On the MPK249 you get a few more features including aftertouch, color selection, grouping, tap tempo, triplet-based time division, swing, and others. Also, you have easy access buttons for 4 banks right next to the pads, which is nice.
On the Impulse, there are 9 while on the MPK there are 8. One notable difference is that on the Impulse they have a very flat shape while on the MPK they are more ‘traditionally’ shaped.
The reason they did that on the Impulse is so it would be easier to put in a bag without those catching on to something and breaking. A small detail, it depends on your use case how much you care about it.
On both devices, you can use these to control your mixer levels but you can also assign them to other controls of your choice.
There are a few more buttons and transport controls differences, sort of, but they are pretty insignificant so I won’t waste space for that. They work on both keyboards as they work with most keyboards.
How all the buttons and knobs are positioned on the keyboard may not be something you really pay attention to, but I think that comfort and ergonomics are quite important.
The major difference between the Impulse 49 and the MPK 249 in terms of layout is the drum pads section.
You’ll notice that on the MPK the pads are somewhat in the middle area of the keyboard while on the Impulse are on the right edge.
If you are going to play around with drums to find that ideal pattern and you end up spending a lot of time on the pads, that middle ground position will be more comfortable and will not require you to twist to the right.
It’s not really a big deal but it can become if you find yourself in weird positions for long periods of time.
On the flip side, I like the positioning of the Pitch and Mod wheels on the Impulse because they are right next to keys as opposed to above like on the MPK.
This allows you to rest your arm on the desk or on the edge of the keyboard as opposed to keeping your hand in the air to avoid hitting keys.
Thank being said, the MPK uses most of the space that it can very efficiently, making it more compact than its competitor while still having twice the amount of drum pads.
Like with most MIDI keyboards, these come with a few things in the box, software wise starting with Ableton Live Lite, which both include.
If you are new to music making, Ableton Live is a DAW (digital audio workstation). It’s your main software where you create your music.
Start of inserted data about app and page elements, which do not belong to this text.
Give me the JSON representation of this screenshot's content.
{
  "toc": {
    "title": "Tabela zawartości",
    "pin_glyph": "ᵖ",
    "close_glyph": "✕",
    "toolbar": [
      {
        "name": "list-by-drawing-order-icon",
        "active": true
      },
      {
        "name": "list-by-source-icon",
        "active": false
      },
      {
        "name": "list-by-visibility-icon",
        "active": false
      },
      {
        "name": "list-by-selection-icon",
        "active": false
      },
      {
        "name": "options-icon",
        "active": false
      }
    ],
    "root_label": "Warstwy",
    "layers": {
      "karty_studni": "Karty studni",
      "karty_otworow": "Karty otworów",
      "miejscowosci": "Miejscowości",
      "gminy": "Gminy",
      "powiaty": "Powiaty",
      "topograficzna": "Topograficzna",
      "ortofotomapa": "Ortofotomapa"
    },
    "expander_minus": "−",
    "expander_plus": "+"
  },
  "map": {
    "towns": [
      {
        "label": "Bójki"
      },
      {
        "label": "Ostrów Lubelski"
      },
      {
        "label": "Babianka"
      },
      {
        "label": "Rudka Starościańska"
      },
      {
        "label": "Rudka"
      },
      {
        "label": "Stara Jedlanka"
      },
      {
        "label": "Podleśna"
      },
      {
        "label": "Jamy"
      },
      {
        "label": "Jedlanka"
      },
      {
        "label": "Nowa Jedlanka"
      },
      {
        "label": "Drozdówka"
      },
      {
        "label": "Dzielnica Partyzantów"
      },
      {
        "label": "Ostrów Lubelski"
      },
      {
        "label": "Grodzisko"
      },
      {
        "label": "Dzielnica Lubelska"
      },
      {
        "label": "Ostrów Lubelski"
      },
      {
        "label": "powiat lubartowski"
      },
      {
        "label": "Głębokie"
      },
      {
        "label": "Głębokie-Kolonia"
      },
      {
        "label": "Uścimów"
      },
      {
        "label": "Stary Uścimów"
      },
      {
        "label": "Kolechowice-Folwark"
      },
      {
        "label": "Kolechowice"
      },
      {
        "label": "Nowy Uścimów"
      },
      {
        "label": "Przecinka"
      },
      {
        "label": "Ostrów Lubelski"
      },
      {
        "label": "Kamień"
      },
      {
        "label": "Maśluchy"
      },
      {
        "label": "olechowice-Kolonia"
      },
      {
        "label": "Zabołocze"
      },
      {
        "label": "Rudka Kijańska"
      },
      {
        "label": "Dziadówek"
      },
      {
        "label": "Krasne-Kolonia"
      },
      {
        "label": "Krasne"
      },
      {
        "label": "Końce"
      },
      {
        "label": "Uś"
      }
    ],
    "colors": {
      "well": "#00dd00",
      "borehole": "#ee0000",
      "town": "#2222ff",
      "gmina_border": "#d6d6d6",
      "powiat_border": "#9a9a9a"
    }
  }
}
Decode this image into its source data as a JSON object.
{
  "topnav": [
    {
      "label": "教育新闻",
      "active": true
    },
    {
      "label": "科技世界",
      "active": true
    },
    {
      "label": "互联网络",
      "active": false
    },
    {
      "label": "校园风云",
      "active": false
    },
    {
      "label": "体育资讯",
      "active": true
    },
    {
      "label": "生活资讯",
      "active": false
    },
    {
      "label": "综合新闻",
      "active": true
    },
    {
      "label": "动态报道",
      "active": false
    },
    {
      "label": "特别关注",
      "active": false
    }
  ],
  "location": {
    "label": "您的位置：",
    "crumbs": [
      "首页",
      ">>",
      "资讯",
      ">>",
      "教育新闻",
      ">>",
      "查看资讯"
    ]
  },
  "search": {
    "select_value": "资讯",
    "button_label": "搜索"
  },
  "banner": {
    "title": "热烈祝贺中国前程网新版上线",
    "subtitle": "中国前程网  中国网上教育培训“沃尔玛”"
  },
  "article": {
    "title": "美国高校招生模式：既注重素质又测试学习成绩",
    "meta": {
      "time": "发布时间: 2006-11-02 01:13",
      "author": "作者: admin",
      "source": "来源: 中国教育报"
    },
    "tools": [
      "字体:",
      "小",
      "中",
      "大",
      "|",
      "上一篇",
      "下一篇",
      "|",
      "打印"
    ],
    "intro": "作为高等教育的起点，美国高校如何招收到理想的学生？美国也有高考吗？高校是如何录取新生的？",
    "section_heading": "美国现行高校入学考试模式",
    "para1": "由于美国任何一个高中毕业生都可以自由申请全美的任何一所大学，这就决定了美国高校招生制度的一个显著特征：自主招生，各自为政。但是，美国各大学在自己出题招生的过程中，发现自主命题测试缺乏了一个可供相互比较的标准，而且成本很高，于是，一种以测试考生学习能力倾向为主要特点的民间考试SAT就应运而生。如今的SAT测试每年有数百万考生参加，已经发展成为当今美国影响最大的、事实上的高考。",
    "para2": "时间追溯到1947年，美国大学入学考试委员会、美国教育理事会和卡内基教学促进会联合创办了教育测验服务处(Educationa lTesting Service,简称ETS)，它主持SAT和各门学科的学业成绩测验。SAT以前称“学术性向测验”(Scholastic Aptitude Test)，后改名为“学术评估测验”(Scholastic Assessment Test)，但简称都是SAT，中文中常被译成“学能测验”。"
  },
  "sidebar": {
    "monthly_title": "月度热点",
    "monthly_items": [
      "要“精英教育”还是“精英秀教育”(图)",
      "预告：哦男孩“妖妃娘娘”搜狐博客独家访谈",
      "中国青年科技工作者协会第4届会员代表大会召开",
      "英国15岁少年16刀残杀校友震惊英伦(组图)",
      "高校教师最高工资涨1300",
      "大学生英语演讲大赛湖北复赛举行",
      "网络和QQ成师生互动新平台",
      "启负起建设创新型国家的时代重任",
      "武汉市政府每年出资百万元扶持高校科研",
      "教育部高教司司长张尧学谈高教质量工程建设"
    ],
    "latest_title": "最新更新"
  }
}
Inside of it you can load samples and various plugins and lay out your musical ideas.
The version included is a limited version of the Live software so if you are serious about your music you’ll probably still need to buy a complete version of it or maybe a totally different DAW.
I would suggest trying a few of them before making a purchase decision, most of them have free trials so go for it.
Back to our keyboards, alongside with the DAW, both include other things as well.
The Impulse also includes Bass Station, an analog bass synth and XLN Audio’s Addictive Keys, a very nice piano oriented plugin and you also get a 4GB sample pack from Loopmasters.
The MPK249 comes with MPC Essentials a groove oriented software that can be used both standalone or in your DAW, Hybrid 3, an analog synth that allows you to create your own sounds if you’re going to get into some sound design and also SONiVOX Twist, another very nice synth plugin.
Overall, I like the MPK software package more but the thing to keep in mind is that you’ll still end up spending probably a lot more than you really need to on other software, sample packs and so on, so I would say don’t get too hung up on software when you intend to buy a keyboard.
In many ways, these are very similar keyboards. The thing is, so do are most of them on the market these days. What it boils down to is what features are you actually going to use.
A lot of people just care to have some keys, maybe some pads. If that sounds like you maybe both options are overkill.
If you want to have a bit of everything, the Impulse is a good option for you. But if you want the best package of features with probably the best drum pads on the market today, then the Akai MPK249 is the way to go.